Law and order are back on the agenda with a blitz on car break-ins announced by police at the North Melbourne station.
“We’re getting dozens of thefts a week. I can tell you where they are,” station commander Senior Sergeant Carl Whibley said.
The station is sending out a warning to residents of Kensington and Parkville plus to visitors to the Melbourne Zoo.
“Don’t leave anything in your car,” Senior Sergeant Carl Whibley said. “Not a laptop on the backseat nor a handbag on the front.”
“Thieves will break in for some loose change. In my car you can’t see anything. There’s nothing in there.”
There was one case in which a woman said she left her car for just 10 minutes and thought she was safe because it was locked.
“It only takes eight seconds to smash a window and run,” police said.
“The public can help with this crime. It is absolutely preventable. If thieves can’t see anything they won’t break in.”
Each suburb of Melbourne has a pattern of crimes related to its urban geography.
To the south of the river in Southbank, where there are large car parks, there has been a spate of number plate thefts.
You get these every time there’s a rise in petrol prices, police explain, with thieves using them to trick CCTV cameras at petrol station.
In Kensington most cars are parked on the streets and at the zoo, patrons leave their cars for long periods of time.
With curfew and the lockdown, crime rates dropped and they haven’t risen as quickly as the police have expected.
“Crime did trend down during lockdown and now it’s started to trend up,” Senior Sergeant Whibley said.
Local cops were deployed during lockdown to deal with demonstrations and day patrols.
Now they are back in action targeting hot spots with night patrols. DNA and fingerprinting can be used to catch culprits.
Any car parked in the street could be at risk. Most break-ins occur at night, but one resident of Kensington was witness to an attempted break-in in the car park at Newmarket Shopping Centre in broad daylight.
“I saw a kid breaking into a car at four in the afternoon,” he told North West City News.
A car pulled up and a kid got out, he said. “He was about 15. He was loitering. The next minute he tried to get into a car.
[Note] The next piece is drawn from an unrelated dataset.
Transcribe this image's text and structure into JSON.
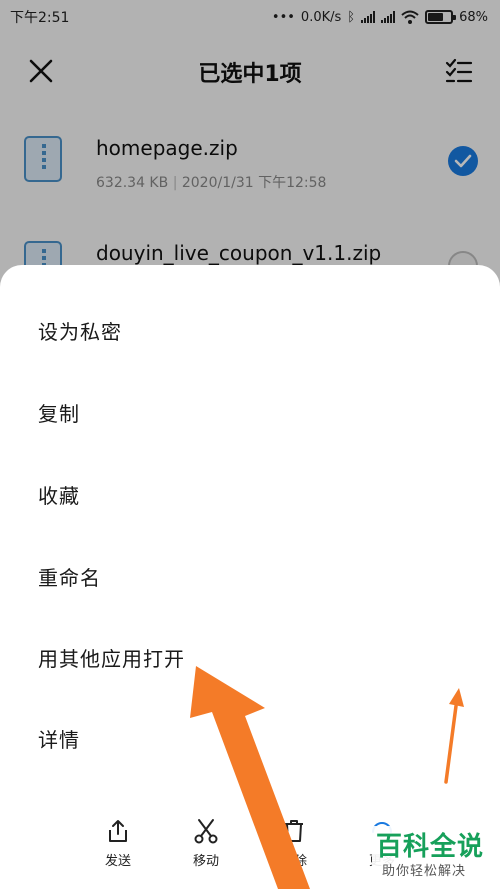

The owner appeared and stopped him.”
He said the driver of the car was wearing a balaclava. “It was a Holden station wagon. He pulled up and the passenger got out. The kid used some implement to break into the car.” •